▶ **What you need to do**: Would you go through the records below and copy each line with the string "JSON"?
..........
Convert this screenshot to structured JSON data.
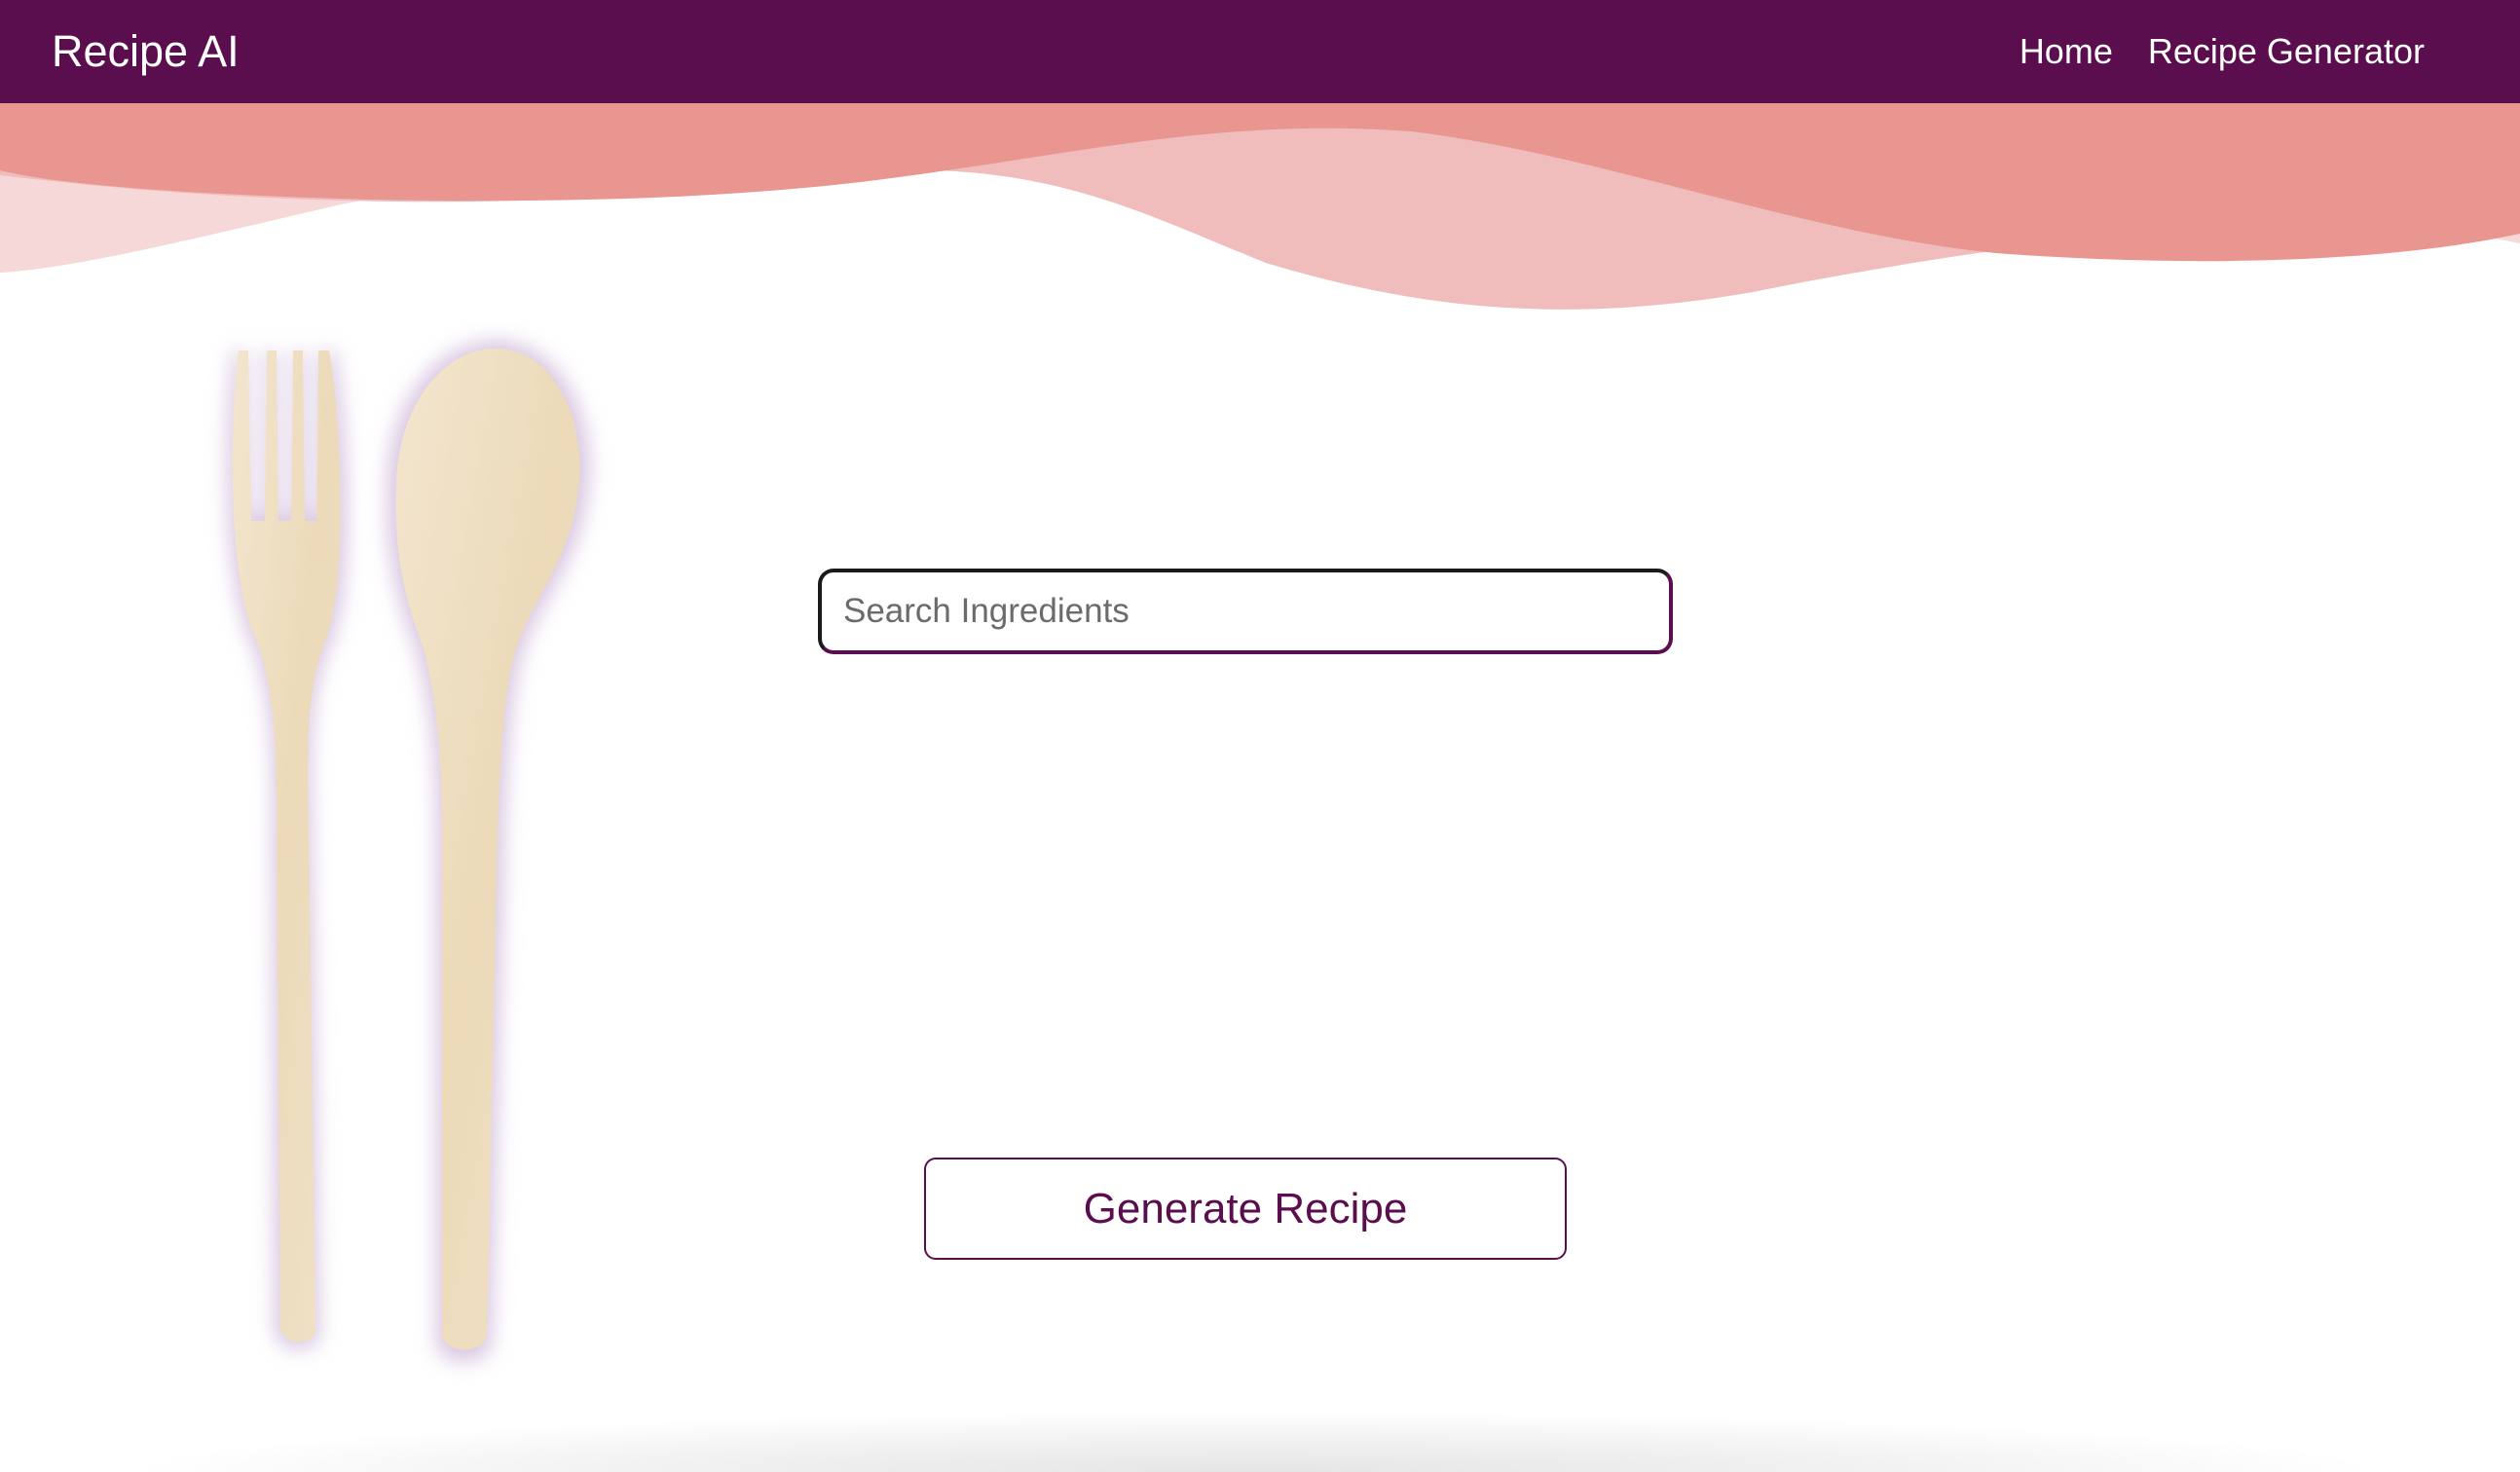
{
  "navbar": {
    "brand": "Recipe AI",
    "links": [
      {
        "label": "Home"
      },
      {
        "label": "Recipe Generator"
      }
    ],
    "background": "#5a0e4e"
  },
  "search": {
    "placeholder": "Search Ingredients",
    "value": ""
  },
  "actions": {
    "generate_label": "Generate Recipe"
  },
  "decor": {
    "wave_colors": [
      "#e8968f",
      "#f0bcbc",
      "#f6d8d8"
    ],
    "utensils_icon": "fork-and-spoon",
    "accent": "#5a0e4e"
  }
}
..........
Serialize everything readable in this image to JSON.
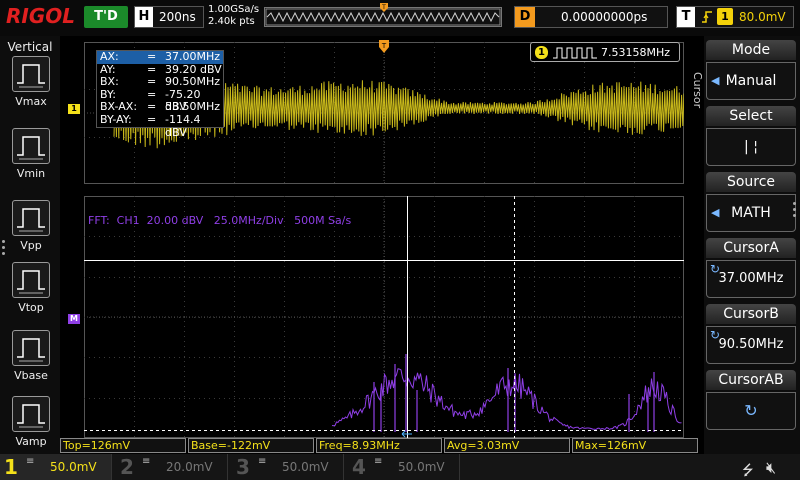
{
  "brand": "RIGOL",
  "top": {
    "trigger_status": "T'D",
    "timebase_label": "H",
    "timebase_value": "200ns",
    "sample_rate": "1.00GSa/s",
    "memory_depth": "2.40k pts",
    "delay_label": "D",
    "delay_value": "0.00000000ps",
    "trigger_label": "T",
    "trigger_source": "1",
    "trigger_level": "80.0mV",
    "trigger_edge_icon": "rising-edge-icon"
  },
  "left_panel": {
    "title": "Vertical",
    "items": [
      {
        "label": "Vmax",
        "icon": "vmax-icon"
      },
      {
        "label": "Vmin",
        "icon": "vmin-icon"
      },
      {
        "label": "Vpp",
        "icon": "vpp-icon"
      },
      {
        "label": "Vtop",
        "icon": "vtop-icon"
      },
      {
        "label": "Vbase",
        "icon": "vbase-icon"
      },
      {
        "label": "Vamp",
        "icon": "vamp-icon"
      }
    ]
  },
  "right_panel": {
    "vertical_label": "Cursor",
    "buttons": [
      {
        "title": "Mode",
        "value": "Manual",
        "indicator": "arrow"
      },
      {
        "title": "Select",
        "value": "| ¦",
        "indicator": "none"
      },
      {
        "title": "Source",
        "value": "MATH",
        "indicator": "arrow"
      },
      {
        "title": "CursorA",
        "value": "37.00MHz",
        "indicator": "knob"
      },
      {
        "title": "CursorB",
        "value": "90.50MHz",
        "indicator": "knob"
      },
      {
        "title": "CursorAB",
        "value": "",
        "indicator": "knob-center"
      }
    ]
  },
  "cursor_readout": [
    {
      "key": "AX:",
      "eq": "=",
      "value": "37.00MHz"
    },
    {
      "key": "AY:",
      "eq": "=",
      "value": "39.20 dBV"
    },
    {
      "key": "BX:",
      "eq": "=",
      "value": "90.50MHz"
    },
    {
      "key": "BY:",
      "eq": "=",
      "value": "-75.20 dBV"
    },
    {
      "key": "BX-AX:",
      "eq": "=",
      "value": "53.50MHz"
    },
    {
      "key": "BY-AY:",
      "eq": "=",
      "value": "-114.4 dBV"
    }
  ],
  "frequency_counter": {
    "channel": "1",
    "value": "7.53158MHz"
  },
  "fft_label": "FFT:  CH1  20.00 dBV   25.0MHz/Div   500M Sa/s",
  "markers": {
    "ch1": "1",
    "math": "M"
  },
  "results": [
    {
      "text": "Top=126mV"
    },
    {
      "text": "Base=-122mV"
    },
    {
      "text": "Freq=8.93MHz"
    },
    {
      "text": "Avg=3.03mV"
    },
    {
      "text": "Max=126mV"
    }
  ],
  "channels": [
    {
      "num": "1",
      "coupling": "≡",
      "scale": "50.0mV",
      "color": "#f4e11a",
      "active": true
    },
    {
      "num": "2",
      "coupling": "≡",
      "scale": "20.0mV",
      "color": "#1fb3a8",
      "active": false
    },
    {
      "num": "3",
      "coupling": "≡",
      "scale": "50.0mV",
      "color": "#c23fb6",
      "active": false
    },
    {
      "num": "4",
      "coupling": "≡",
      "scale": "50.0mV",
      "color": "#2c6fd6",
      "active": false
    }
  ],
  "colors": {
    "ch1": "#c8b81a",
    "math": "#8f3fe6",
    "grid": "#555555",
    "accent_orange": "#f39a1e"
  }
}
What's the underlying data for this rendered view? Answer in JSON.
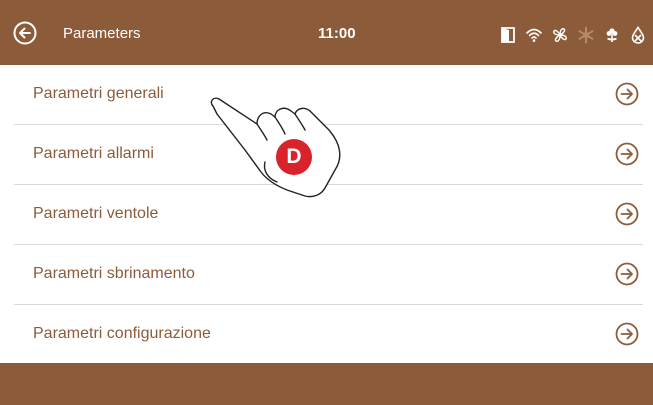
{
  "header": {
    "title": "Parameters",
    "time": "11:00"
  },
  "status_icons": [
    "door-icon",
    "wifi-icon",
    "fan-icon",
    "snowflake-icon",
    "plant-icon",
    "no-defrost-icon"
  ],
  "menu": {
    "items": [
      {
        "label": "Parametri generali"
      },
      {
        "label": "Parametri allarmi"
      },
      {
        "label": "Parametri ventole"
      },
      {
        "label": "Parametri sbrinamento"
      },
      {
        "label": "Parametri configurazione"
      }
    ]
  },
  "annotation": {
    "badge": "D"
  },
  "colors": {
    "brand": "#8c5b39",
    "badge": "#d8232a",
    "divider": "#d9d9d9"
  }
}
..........
▶ **Result below**:
Convert this screenshot to structured JSON data.
Serialize everything readable in this image to JSON.
What's the underlying data for this rendered view? Answer in JSON.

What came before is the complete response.